* EXERCISE REQUIREMENTS
With the images removed, reproduce each entry below word for word.

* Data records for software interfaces
Segment Open
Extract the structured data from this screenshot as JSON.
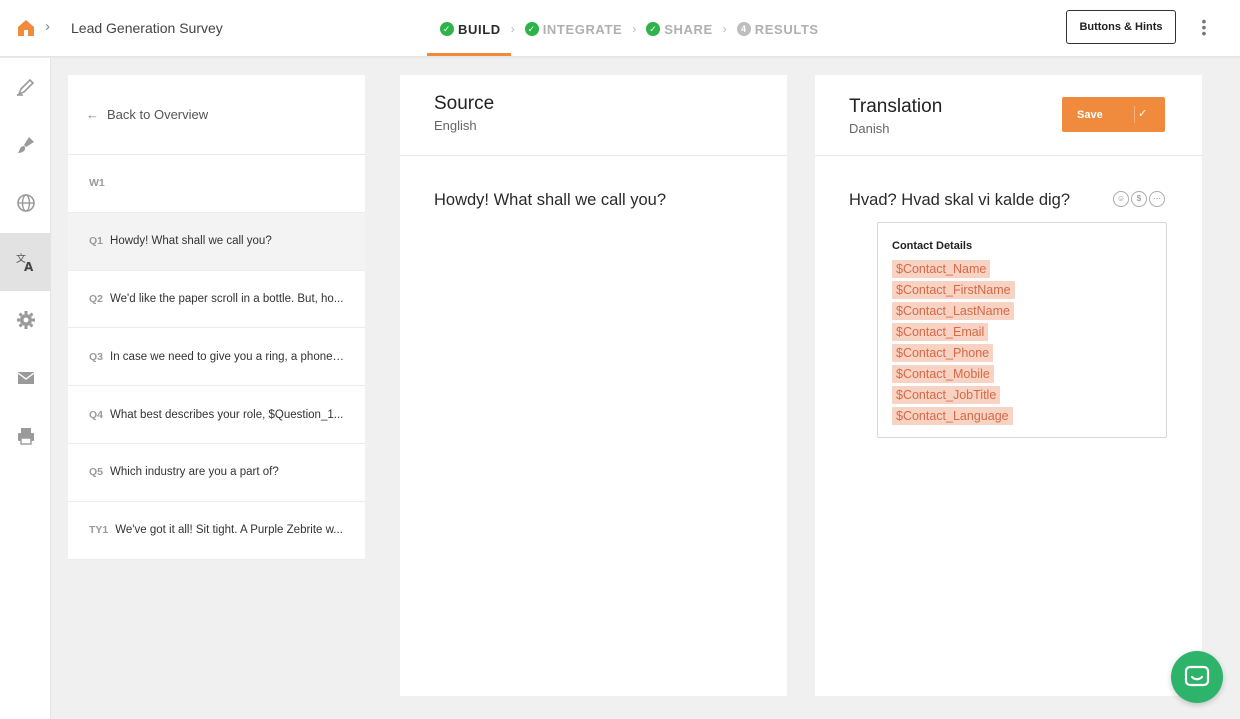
{
  "header": {
    "survey_title": "Lead Generation Survey",
    "steps": [
      {
        "label": "BUILD",
        "state": "complete-active"
      },
      {
        "label": "INTEGRATE",
        "state": "complete"
      },
      {
        "label": "SHARE",
        "state": "complete"
      },
      {
        "label": "RESULTS",
        "number": "4",
        "state": "pending"
      }
    ],
    "hints_button": "Buttons & Hints"
  },
  "rail": {
    "items": [
      {
        "icon": "pencil-icon"
      },
      {
        "icon": "paintbrush-icon"
      },
      {
        "icon": "globe-icon"
      },
      {
        "icon": "translate-icon",
        "active": true
      },
      {
        "icon": "gear-icon"
      },
      {
        "icon": "envelope-icon"
      },
      {
        "icon": "printer-icon"
      }
    ]
  },
  "questions": {
    "back_label": "Back to Overview",
    "items": [
      {
        "id": "W1",
        "text": ""
      },
      {
        "id": "Q1",
        "text": "Howdy! What shall we call you?",
        "active": true
      },
      {
        "id": "Q2",
        "text": "We'd like the paper scroll in a bottle. But, ho..."
      },
      {
        "id": "Q3",
        "text": "In case we need to give you a ring, a phone ..."
      },
      {
        "id": "Q4",
        "text": "What best describes your role, $Question_1..."
      },
      {
        "id": "Q5",
        "text": "Which industry are you a part of?"
      },
      {
        "id": "TY1",
        "text": "We've got it all! Sit tight. A Purple Zebrite w..."
      }
    ]
  },
  "source": {
    "title": "Source",
    "language": "English",
    "question": "Howdy! What shall we call you?"
  },
  "translation": {
    "title": "Translation",
    "language": "Danish",
    "save_label": "Save",
    "question": "Hvad? Hvad skal vi kalde dig?",
    "contact_heading": "Contact Details",
    "tags": [
      "$Contact_Name",
      "$Contact_FirstName",
      "$Contact_LastName",
      "$Contact_Email",
      "$Contact_Phone",
      "$Contact_Mobile",
      "$Contact_JobTitle",
      "$Contact_Language"
    ]
  },
  "colors": {
    "accent_orange": "#f08a3c",
    "success_green": "#2db34a",
    "chat_green": "#2db36a",
    "tag_bg": "#f8d2c3",
    "tag_text": "#d56a47"
  }
}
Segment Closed
* WRITTEN RESPONSE
Extract the structured data from this screenshot as JSON.
{
  "header": {
    "survey_title": "Lead Generation Survey",
    "steps": [
      {
        "label": "BUILD",
        "state": "complete-active"
      },
      {
        "label": "INTEGRATE",
        "state": "complete"
      },
      {
        "label": "SHARE",
        "state": "complete"
      },
      {
        "label": "RESULTS",
        "number": "4",
        "state": "pending"
      }
    ],
    "hints_button": "Buttons & Hints"
  },
  "rail": {
    "items": [
      {
        "icon": "pencil-icon"
      },
      {
        "icon": "paintbrush-icon"
      },
      {
        "icon": "globe-icon"
      },
      {
        "icon": "translate-icon",
        "active": true
      },
      {
        "icon": "gear-icon"
      },
      {
        "icon": "envelope-icon"
      },
      {
        "icon": "printer-icon"
      }
    ]
  },
  "questions": {
    "back_label": "Back to Overview",
    "items": [
      {
        "id": "W1",
        "text": ""
      },
      {
        "id": "Q1",
        "text": "Howdy! What shall we call you?",
        "active": true
      },
      {
        "id": "Q2",
        "text": "We'd like the paper scroll in a bottle. But, ho..."
      },
      {
        "id": "Q3",
        "text": "In case we need to give you a ring, a phone ..."
      },
      {
        "id": "Q4",
        "text": "What best describes your role, $Question_1..."
      },
      {
        "id": "Q5",
        "text": "Which industry are you a part of?"
      },
      {
        "id": "TY1",
        "text": "We've got it all! Sit tight. A Purple Zebrite w..."
      }
    ]
  },
  "source": {
    "title": "Source",
    "language": "English",
    "question": "Howdy! What shall we call you?"
  },
  "translation": {
    "title": "Translation",
    "language": "Danish",
    "save_label": "Save",
    "question": "Hvad? Hvad skal vi kalde dig?",
    "contact_heading": "Contact Details",
    "tags": [
      "$Contact_Name",
      "$Contact_FirstName",
      "$Contact_LastName",
      "$Contact_Email",
      "$Contact_Phone",
      "$Contact_Mobile",
      "$Contact_JobTitle",
      "$Contact_Language"
    ]
  },
  "colors": {
    "accent_orange": "#f08a3c",
    "success_green": "#2db34a",
    "chat_green": "#2db36a",
    "tag_bg": "#f8d2c3",
    "tag_text": "#d56a47"
  }
}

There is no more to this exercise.